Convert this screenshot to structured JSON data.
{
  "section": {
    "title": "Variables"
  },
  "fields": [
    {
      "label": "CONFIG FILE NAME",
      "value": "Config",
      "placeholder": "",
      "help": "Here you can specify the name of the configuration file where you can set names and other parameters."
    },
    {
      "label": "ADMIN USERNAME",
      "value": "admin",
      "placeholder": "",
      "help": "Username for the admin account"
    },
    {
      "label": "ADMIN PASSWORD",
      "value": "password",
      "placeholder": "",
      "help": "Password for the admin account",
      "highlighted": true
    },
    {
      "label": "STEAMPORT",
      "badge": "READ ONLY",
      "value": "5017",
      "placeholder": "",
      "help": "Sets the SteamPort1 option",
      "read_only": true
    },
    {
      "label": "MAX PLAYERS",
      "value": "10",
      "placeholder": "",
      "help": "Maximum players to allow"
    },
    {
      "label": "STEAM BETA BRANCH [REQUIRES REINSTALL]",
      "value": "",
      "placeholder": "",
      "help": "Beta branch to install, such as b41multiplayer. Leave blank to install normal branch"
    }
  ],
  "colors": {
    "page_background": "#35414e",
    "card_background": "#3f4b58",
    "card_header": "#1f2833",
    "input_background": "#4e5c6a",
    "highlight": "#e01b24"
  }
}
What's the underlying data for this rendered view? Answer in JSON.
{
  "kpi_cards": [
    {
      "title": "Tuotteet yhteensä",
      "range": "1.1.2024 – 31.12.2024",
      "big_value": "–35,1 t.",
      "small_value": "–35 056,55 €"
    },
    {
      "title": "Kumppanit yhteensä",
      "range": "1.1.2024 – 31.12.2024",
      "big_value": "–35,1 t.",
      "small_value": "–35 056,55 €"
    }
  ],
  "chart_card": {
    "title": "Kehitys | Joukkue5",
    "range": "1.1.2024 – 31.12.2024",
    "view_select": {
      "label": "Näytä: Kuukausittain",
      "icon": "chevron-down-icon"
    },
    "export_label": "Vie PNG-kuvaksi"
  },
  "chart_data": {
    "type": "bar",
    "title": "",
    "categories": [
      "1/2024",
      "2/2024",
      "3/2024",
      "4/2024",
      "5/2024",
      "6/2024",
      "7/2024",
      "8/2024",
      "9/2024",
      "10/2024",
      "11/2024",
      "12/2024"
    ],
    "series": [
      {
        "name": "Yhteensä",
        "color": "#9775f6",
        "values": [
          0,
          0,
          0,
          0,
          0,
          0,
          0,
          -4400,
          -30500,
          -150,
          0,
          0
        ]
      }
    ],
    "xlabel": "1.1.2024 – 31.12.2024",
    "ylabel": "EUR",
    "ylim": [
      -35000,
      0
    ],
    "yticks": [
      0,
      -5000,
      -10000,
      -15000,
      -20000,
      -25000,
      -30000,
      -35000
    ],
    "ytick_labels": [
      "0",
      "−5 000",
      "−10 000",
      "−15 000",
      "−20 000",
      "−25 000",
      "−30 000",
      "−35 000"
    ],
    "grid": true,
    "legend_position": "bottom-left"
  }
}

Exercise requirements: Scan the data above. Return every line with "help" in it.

Response to this exercise:
      "help": "Here you can specify the name of the configuration file where you can set names and other parameters."
      "help": "Username for the admin account"
      "help": "Password for the admin account",
      "help": "Sets the SteamPort1 option",
      "help": "Maximum players to allow"
      "help": "Beta branch to install, such as b41multiplayer. Leave blank to install normal branch"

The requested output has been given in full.